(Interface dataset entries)

-------

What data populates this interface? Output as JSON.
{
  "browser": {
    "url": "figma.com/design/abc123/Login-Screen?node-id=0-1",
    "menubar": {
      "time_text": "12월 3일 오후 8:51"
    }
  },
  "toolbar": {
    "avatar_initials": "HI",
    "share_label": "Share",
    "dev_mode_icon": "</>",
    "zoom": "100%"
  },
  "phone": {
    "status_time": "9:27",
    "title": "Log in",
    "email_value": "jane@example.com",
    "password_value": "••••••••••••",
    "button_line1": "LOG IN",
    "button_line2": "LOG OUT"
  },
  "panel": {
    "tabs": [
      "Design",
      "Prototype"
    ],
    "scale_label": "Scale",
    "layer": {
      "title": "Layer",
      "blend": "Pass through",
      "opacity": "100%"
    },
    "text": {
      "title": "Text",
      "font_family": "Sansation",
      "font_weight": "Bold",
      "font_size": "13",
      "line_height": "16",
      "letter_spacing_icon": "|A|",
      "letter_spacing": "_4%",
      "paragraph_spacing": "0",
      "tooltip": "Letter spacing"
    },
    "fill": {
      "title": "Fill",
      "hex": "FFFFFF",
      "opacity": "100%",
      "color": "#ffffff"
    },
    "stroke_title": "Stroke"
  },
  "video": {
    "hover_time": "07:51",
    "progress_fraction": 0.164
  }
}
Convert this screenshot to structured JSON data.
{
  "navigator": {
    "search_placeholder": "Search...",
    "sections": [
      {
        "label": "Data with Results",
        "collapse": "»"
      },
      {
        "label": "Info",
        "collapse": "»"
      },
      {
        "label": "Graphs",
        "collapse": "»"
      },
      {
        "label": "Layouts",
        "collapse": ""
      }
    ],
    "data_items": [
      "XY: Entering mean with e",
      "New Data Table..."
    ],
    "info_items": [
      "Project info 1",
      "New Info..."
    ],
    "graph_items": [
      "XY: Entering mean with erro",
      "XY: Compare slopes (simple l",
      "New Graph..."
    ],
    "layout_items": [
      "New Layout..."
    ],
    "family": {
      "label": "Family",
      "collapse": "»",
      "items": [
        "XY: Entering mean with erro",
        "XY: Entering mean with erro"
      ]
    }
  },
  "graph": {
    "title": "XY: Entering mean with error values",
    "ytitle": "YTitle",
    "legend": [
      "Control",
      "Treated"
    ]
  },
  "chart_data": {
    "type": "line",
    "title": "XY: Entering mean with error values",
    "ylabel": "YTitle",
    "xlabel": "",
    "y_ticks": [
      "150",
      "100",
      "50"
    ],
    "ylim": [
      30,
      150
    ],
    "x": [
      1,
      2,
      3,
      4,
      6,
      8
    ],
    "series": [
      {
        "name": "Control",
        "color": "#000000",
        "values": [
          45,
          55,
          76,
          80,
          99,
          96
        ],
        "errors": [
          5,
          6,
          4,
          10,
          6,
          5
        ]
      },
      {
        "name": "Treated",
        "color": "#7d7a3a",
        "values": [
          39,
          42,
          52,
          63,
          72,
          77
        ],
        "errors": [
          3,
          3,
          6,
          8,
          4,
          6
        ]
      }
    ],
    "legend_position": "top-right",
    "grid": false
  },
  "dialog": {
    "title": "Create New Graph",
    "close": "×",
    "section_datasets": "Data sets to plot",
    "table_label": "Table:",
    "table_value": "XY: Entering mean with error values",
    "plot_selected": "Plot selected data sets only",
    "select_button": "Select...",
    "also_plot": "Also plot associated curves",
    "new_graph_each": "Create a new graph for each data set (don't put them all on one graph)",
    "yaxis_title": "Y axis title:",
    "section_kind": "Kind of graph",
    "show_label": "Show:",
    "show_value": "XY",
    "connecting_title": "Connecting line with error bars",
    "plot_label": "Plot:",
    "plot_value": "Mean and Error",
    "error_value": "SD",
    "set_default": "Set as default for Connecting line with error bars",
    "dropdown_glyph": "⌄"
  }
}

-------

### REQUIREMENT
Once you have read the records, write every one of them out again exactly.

### REPLY
What data populates this interface? Output as JSON.
{
  "browser": {
    "url": "figma.com/design/abc123/Login-Screen?node-id=0-1",
    "menubar": {
      "time_text": "12월 3일 오후 8:51"
    }
  },
  "toolbar": {
    "avatar_initials": "HI",
    "share_label": "Share",
    "dev_mode_icon": "</>",
    "zoom": "100%"
  },
  "phone": {
    "status_time": "9:27",
    "title": "Log in",
    "email_value": "jane@example.com",
    "password_value": "••••••••••••",
    "button_line1": "LOG IN",
    "button_line2": "LOG OUT"
  },
  "panel": {
    "tabs": [
      "Design",
      "Prototype"
    ],
    "scale_label": "Scale",
    "layer": {
      "title": "Layer",
      "blend": "Pass through",
      "opacity": "100%"
    },
    "text": {
      "title": "Text",
      "font_family": "Sansation",
      "font_weight": "Bold",
      "font_size": "13",
      "line_height": "16",
      "letter_spacing_icon": "|A|",
      "letter_spacing": "_4%",
      "paragraph_spacing": "0",
      "tooltip": "Letter spacing"
    },
    "fill": {
      "title": "Fill",
      "hex": "FFFFFF",
      "opacity": "100%",
      "color": "#ffffff"
    },
    "stroke_title": "Stroke"
  },
  "video": {
    "hover_time": "07:51",
    "progress_fraction": 0.164
  }
}
Convert this screenshot to structured JSON data.
{
  "navigator": {
    "search_placeholder": "Search...",
    "sections": [
      {
        "label": "Data with Results",
        "collapse": "»"
      },
      {
        "label": "Info",
        "collapse": "»"
      },
      {
        "label": "Graphs",
        "collapse": "»"
      },
      {
        "label": "Layouts",
        "collapse": ""
      }
    ],
    "data_items": [
      "XY: Entering mean with e",
      "New Data Table..."
    ],
    "info_items": [
      "Project info 1",
      "New Info..."
    ],
    "graph_items": [
      "XY: Entering mean with erro",
      "XY: Compare slopes (simple l",
      "New Graph..."
    ],
    "layout_items": [
      "New Layout..."
    ],
    "family": {
      "label": "Family",
      "collapse": "»",
      "items": [
        "XY: Entering mean with erro",
        "XY: Entering mean with erro"
      ]
    }
  },
  "graph": {
    "title": "XY: Entering mean with error values",
    "ytitle": "YTitle",
    "legend": [
      "Control",
      "Treated"
    ]
  },
  "chart_data": {
    "type": "line",
    "title": "XY: Entering mean with error values",
    "ylabel": "YTitle",
    "xlabel": "",
    "y_ticks": [
      "150",
      "100",
      "50"
    ],
    "ylim": [
      30,
      150
    ],
    "x": [
      1,
      2,
      3,
      4,
      6,
      8
    ],
    "series": [
      {
        "name": "Control",
        "color": "#000000",
        "values": [
          45,
          55,
          76,
          80,
          99,
          96
        ],
        "errors": [
          5,
          6,
          4,
          10,
          6,
          5
        ]
      },
      {
        "name": "Treated",
        "color": "#7d7a3a",
        "values": [
          39,
          42,
          52,
          63,
          72,
          77
        ],
        "errors": [
          3,
          3,
          6,
          8,
          4,
          6
        ]
      }
    ],
    "legend_position": "top-right",
    "grid": false
  },
  "dialog": {
    "title": "Create New Graph",
    "close": "×",
    "section_datasets": "Data sets to plot",
    "table_label": "Table:",
    "table_value": "XY: Entering mean with error values",
    "plot_selected": "Plot selected data sets only",
    "select_button": "Select...",
    "also_plot": "Also plot associated curves",
    "new_graph_each": "Create a new graph for each data set (don't put them all on one graph)",
    "yaxis_title": "Y axis title:",
    "section_kind": "Kind of graph",
    "show_label": "Show:",
    "show_value": "XY",
    "connecting_title": "Connecting line with error bars",
    "plot_label": "Plot:",
    "plot_value": "Mean and Error",
    "error_value": "SD",
    "set_default": "Set as default for Connecting line with error bars",
    "dropdown_glyph": "⌄"
  }
}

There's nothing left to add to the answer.